May 4, 2012 at 2:22 PM ET
When rhythmic gymnast Mimi Cesar hits the mat at the 2012 summer Olympics in London, the host country favorite may have an added edge – she’s been training with a vibrating suit that’s helping her hone her routine to perfection.
The suit, called MotivePro, is similar to the electric-fence dog collar that shocks Fido when he wanders out of bounds; only the training gadget is loaded with technology to track its wearer’s body in space and time, providing instantaneous feedback such as an irritating vibration or noise when the move isn’t perfect.
“The system can also record the movements as well, to use after the event. This means that archives can be built up showing relative performance over time, any long term trajectories identified and the use of the data to make averages amongst particular user groups.”
In addition to Cesar, who is featured wearing the suit in the video below, the technology could find uses everywhere from the golf course, where it could help duffers hit balls long and straight off the tee box, to hospitals, where it could help train health care workers how to properly lift heavy objects.
As nursing student Owen Dunham says in the video, the vibration “is a fairly irritating sensation that makes you respond.” A little irritation now, though, is a small price to pay for gold medals and a life free of back pain.
--Via Discovery News

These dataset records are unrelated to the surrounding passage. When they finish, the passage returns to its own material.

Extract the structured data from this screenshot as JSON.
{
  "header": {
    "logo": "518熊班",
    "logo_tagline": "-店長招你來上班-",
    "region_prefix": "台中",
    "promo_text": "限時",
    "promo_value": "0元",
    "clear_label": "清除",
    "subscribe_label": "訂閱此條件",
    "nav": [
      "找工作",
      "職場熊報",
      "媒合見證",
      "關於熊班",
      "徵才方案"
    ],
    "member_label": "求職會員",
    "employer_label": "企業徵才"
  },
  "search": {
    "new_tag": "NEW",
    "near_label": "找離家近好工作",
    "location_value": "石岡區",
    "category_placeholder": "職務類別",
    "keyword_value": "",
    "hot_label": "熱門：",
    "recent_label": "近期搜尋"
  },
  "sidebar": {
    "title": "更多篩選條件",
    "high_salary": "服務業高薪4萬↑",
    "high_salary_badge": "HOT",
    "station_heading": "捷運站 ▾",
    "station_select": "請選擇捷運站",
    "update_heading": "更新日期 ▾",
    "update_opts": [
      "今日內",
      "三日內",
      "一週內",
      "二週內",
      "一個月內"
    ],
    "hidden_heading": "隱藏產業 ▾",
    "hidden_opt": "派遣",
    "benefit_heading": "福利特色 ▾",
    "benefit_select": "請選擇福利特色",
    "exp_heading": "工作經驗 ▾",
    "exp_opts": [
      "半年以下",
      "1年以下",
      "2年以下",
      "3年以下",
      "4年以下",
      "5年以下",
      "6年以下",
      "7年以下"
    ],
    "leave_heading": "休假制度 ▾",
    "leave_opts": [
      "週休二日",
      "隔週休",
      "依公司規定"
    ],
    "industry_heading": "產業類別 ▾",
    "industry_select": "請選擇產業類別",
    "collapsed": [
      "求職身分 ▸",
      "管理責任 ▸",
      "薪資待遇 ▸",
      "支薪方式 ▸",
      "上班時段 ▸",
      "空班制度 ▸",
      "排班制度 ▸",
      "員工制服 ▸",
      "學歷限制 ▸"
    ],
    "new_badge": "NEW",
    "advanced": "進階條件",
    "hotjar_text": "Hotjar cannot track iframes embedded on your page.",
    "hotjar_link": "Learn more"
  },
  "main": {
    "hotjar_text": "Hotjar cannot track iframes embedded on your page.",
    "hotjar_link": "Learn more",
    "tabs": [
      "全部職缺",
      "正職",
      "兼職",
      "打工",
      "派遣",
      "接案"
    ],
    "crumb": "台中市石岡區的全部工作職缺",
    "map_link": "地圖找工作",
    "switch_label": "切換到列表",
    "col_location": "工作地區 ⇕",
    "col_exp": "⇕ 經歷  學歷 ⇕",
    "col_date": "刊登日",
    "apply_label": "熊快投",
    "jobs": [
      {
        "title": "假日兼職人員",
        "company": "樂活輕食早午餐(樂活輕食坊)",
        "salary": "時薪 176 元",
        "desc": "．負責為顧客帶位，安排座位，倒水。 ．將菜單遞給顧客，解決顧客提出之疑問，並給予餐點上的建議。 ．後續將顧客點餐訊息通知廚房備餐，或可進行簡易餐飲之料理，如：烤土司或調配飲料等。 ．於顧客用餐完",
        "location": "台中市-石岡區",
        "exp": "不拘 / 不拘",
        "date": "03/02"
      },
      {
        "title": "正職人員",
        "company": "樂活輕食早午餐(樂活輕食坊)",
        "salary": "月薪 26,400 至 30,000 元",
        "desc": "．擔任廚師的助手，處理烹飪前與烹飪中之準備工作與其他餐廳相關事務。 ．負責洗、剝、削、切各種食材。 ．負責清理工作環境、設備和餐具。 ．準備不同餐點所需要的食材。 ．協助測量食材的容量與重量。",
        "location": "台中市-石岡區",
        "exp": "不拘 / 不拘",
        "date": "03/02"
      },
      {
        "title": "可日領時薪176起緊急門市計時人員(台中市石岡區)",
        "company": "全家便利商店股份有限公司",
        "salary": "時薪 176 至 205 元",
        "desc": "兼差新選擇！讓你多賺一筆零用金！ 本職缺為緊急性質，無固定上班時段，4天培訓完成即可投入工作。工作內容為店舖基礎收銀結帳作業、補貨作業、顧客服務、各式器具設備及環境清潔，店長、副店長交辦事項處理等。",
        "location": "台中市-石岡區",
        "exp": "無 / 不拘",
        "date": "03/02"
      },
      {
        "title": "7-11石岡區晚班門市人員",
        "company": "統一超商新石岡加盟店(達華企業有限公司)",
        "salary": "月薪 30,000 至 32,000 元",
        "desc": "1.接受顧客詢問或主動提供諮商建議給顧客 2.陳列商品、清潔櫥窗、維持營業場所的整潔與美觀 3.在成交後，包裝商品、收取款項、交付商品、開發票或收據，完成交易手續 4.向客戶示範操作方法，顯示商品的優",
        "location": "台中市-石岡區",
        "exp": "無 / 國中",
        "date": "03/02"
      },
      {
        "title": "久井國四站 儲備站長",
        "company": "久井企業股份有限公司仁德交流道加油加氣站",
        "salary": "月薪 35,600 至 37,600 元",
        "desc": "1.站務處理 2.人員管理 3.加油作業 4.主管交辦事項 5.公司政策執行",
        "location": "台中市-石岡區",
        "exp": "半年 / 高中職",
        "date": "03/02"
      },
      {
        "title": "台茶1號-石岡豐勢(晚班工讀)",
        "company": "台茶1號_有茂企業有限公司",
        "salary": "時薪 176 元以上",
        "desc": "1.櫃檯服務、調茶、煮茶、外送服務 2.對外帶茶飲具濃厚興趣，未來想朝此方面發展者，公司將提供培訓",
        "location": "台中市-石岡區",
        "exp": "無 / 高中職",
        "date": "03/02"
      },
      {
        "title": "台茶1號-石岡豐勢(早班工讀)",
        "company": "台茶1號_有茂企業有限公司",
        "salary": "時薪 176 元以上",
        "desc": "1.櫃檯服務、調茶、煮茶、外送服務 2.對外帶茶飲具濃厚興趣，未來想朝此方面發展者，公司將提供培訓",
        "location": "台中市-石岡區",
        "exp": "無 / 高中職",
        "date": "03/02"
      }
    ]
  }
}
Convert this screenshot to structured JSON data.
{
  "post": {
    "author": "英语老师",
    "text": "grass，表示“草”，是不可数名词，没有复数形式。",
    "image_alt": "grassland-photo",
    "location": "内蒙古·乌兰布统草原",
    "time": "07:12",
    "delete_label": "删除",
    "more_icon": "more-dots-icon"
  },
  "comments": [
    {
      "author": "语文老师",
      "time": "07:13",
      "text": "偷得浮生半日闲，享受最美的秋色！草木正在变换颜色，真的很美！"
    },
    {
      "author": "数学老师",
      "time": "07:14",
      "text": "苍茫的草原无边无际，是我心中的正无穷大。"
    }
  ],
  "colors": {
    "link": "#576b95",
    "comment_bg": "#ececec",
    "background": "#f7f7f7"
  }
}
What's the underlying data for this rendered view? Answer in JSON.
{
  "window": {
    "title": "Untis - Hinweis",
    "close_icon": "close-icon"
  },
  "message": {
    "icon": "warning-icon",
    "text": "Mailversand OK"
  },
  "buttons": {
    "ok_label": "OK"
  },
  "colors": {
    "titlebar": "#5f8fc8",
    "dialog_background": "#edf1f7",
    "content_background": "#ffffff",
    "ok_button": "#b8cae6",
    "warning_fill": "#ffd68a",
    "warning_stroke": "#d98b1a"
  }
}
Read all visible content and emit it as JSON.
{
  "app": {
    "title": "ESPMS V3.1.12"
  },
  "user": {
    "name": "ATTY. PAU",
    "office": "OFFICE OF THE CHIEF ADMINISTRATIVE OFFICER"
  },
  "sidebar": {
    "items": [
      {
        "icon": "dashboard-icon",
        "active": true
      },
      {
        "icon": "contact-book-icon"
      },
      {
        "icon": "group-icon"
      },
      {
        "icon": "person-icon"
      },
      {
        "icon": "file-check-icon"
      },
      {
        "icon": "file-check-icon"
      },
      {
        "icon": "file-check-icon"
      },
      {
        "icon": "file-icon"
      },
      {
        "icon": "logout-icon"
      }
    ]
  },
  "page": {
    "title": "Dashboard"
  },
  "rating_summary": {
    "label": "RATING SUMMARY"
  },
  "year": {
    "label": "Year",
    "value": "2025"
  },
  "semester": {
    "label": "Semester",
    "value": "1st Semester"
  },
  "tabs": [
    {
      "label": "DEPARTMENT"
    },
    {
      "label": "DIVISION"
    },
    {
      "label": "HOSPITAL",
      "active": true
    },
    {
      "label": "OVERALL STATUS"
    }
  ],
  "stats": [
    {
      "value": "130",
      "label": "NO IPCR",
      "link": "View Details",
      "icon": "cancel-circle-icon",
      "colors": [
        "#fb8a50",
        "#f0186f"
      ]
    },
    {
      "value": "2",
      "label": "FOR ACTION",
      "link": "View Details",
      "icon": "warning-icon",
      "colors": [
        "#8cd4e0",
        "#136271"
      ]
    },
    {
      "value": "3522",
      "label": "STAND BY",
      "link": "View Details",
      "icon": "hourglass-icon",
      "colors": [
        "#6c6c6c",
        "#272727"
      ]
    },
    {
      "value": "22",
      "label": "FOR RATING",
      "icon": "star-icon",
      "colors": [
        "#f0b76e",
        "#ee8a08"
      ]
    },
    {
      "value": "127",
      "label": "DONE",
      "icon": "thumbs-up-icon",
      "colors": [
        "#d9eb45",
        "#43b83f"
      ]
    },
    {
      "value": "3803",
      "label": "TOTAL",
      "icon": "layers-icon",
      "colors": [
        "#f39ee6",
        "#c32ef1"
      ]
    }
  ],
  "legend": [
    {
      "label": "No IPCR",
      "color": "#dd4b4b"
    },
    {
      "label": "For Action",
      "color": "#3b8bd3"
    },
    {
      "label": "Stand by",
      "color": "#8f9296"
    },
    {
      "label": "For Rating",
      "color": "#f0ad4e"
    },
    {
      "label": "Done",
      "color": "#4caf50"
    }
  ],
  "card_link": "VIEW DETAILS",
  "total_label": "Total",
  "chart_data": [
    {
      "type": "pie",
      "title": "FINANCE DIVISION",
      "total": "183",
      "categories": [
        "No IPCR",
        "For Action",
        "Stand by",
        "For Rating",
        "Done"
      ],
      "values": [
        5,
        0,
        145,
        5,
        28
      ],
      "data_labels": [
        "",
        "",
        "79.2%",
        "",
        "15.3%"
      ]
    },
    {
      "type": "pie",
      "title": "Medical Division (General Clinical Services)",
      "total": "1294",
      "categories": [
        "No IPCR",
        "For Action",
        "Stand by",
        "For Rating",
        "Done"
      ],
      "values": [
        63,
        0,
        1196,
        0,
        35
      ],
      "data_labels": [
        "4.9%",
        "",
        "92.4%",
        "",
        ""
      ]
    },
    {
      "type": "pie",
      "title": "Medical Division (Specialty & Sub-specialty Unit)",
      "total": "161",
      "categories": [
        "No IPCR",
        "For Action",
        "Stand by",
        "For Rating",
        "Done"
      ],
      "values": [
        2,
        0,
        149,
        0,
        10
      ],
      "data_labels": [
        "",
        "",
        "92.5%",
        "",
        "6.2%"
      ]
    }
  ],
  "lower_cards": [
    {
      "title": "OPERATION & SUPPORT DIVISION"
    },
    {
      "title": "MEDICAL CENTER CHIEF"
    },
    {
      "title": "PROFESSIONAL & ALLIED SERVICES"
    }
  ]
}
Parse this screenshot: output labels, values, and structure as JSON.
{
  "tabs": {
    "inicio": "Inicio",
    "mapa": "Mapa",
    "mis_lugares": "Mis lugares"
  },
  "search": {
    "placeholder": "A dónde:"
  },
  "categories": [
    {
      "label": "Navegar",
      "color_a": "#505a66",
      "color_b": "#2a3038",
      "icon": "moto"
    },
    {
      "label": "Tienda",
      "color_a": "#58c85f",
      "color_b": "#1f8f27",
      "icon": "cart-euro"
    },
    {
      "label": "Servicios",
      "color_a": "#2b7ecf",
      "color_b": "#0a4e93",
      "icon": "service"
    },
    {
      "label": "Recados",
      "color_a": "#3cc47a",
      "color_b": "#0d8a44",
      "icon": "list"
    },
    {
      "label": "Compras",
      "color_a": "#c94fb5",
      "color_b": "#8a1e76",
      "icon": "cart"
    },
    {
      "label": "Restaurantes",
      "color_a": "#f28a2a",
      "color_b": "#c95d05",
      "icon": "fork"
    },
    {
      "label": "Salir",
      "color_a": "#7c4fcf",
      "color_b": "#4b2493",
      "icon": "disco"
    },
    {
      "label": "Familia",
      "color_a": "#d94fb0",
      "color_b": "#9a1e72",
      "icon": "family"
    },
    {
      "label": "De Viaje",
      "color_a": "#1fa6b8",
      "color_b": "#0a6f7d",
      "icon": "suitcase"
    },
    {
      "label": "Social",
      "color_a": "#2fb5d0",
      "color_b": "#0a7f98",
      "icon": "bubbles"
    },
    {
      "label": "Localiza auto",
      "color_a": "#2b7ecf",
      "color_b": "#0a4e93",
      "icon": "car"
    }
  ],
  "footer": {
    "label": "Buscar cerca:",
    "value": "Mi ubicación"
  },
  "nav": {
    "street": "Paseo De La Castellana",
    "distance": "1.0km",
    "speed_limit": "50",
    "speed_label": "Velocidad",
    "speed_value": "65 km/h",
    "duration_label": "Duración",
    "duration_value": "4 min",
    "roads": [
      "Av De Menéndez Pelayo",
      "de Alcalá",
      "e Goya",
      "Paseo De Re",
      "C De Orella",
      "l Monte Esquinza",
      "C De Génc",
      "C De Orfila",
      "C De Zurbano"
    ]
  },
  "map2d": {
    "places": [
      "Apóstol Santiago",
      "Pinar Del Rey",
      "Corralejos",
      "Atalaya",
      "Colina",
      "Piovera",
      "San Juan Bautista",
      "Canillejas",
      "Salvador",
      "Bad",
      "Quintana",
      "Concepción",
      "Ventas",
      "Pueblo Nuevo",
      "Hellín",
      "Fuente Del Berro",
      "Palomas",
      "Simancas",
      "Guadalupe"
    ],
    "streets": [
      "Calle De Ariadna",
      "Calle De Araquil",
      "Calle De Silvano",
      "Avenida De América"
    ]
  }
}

John Roach is a contributing writer for msnbc.com. To learn more about him, check out his website and follow him on Twitter. For more of our Future of Technology series, watch the featured video below.